Have you searched Amazon for something to read and been smacked in the face by badly Photoshopped covers? Seen book covers so muddy they’re an indistinguishable mess? Wondered if your favorite author is being held hostage by an evil book cover designer?
Not all self-pubbed authors have terrible covers, of course! There’s a lot that are fabulous. But some authors make truly…different…design decisions.
Here’s a non-exhaustive list of possible reasons your favorite author has terrible book covers, expanded from a comment I made on Reddit:
If you’ve got a background in art and graphic design, this isn’t always a problem! However if you’ve got no money, you’re forced to do it yourself. If you’ve got no graphic design experience and don’t take the time (or don’t have the time) to educate yourself on the basics, sometimes you just settle for Good Enough.
Or they hired someone on Fiverr to make it for the least amount of money possible. I don’t knock premades–I make them myself, after all!–but you should think about how well the elements on the premade book cover fit your book, and how well the book cover style fits current bestsellers.
So either they create the book cover on their own or they hire a designer who is not that good, and are unable to tell that the resulting design is…not good. Which happens more often than you’d think: it’s sort of like being unable to hear certain phonemes from unfamiliar languages properly. Additionally, artistic ability and graphic design sense are two different things!
Usually either because they see terrible covers on the bestseller lists or because they don’t judge books by covers and don’t realize others do.
If a book sells well despite a terrible cover, authors can assume covers like that are good and use them for inspiration. But you can’t rely on the right influencer finding the book at the right time, so this is a dangerous ploy.
If the author has enough name recognition that their books sell well, they can mis-attribute the sales to the bad book cover.
In some genres, readers care far more about reading certain tropes than they do about the covers. If the author knows how to hit those tropes and make them obvious on the cover, the cover doesn’t always need to look good and the book can find its readers despite a terrible cover.

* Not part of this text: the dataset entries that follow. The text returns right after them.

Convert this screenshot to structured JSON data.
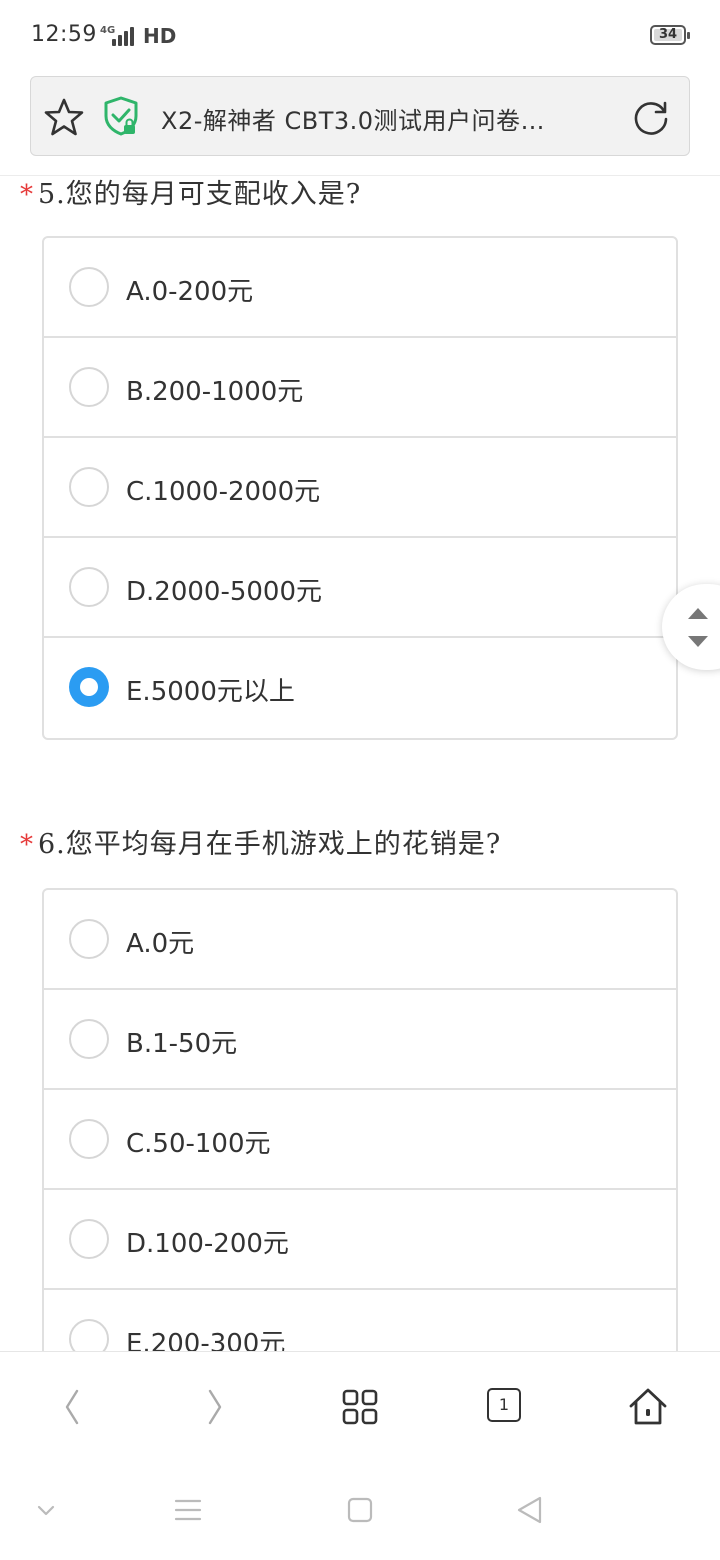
{
  "status_bar": {
    "time": "12:59",
    "network": "4G",
    "hd": "HD",
    "battery": "34"
  },
  "address_bar": {
    "title": "X2-解神者 CBT3.0测试用户问卷…"
  },
  "questions": [
    {
      "required_mark": "*",
      "title": "5.您的每月可支配收入是?",
      "options": [
        {
          "label": "A.0-200元",
          "selected": false
        },
        {
          "label": "B.200-1000元",
          "selected": false
        },
        {
          "label": "C.1000-2000元",
          "selected": false
        },
        {
          "label": "D.2000-5000元",
          "selected": false
        },
        {
          "label": "E.5000元以上",
          "selected": true
        }
      ]
    },
    {
      "required_mark": "*",
      "title": "6.您平均每月在手机游戏上的花销是?",
      "options": [
        {
          "label": "A.0元",
          "selected": false
        },
        {
          "label": "B.1-50元",
          "selected": false
        },
        {
          "label": "C.50-100元",
          "selected": false
        },
        {
          "label": "D.100-200元",
          "selected": false
        },
        {
          "label": "E.200-300元",
          "selected": false
        }
      ]
    }
  ],
  "toolbar": {
    "tab_count": "1"
  },
  "colors": {
    "accent": "#2b9cf2",
    "required": "#e63a3a",
    "shield": "#2fb56a"
  }
}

I see this in fantasy all the time. An author “researches” by looking at a Goodreads or Amazon bestseller list in “Fantasy,” and picks a cover style from there without understanding that those lists contain a multitude of sub-genres. If your book is epic fantasy, the cover is going to be different from a book in one of these other fantasy sub-genres:
These are target markets for advertising. Your book might not fit neatly into any, but it’ll work with a few and those are the markets you need to point your cover and ad dollars at. If you don’t know which of these genres your book fits in, you are not ready to publish.
This leads to a cover that is nonsensical if you haven’t read the book yet. The image on the cover is not meant to faithfully represent a scene in the book. It is meant to let the reader know the genre and sub-genre of the book, and to raise questions that they want to answer.
They’re wrong. Or they’re correct, but the art is wrong for the book, or for the genre. One easy way to judge is if the artist is using colored pencils, markers or watercolor, the art is probably wrong for a book cover.
Steer clear of friends and relatives’ work unless they’re already familiar with book covers and professional standards. If all else, it’ll save you the awkwardness of explaining to them why you’re re-covering the book when you discover it isn’t selling.
People talk about bad covers (note the Smart Bitches Trashy Books Cover Snark posts), which leads to paradoxical advertising as readers see the cover and decide to read the books, or as Google algorithms pick the book up because it’s been featured on a popular blog.
And the designer can’t talk them out of it, so shrugs and just does it.
Because there are no existing stock images that fit, so something approximating it is hacked together from stock images, either by the author or by a designer who couldn’t talk the author into going in a different direction.
We all have to get into the business somehow, and free or discounted book covers are a good way to build a portfolio! Alas, sometimes the designer/artist isn’t there yet.
Maybe the author just wanted to put the book online so their friends and family could get copies. Or writing is a hobby and they’re not particularly fussed about sales.
It’s the nature of being human to have different opinions. And some people have very strong opinions about book covers. Maybe the cover is fine, and you’re not the target reader for the book. Or you like styles that have gone out of fashion. That doesn’t mean the cover is bad, it just means that you have different tastes.
I think the biggest reason terrible covers exist is lack of money, but misunderstanding the market is a close second.
If YOUR book cover is terrible and you’re not OK with that…you need to do research. Hard research. Into keywords, advertising, sales, genres. Not just looking at some book covers, although I’ve seen people completely fail to do even that before making their own!
If you want or need to make your cover yourself, then you need to invest some time into learning the basics of graphic design and directing the eye. If you aren’t good at art, you’ll need to invest in some good photos or stock illustrations that are…and this is important…(a) relevant to your book and (b) make sense to people who haven’t read your book yet. If you haven’t done any typography before, you’re going to need to spend some time learning about it. You can’t just slap any old typeface up in any old way and have it look good.
If you’re starting to think this is a lot of work, well, that’s why people hire cover designers. You don’t have to do so, but think about how much your time is worth. It might be better for you to spend your time writing your next book.
What do you think?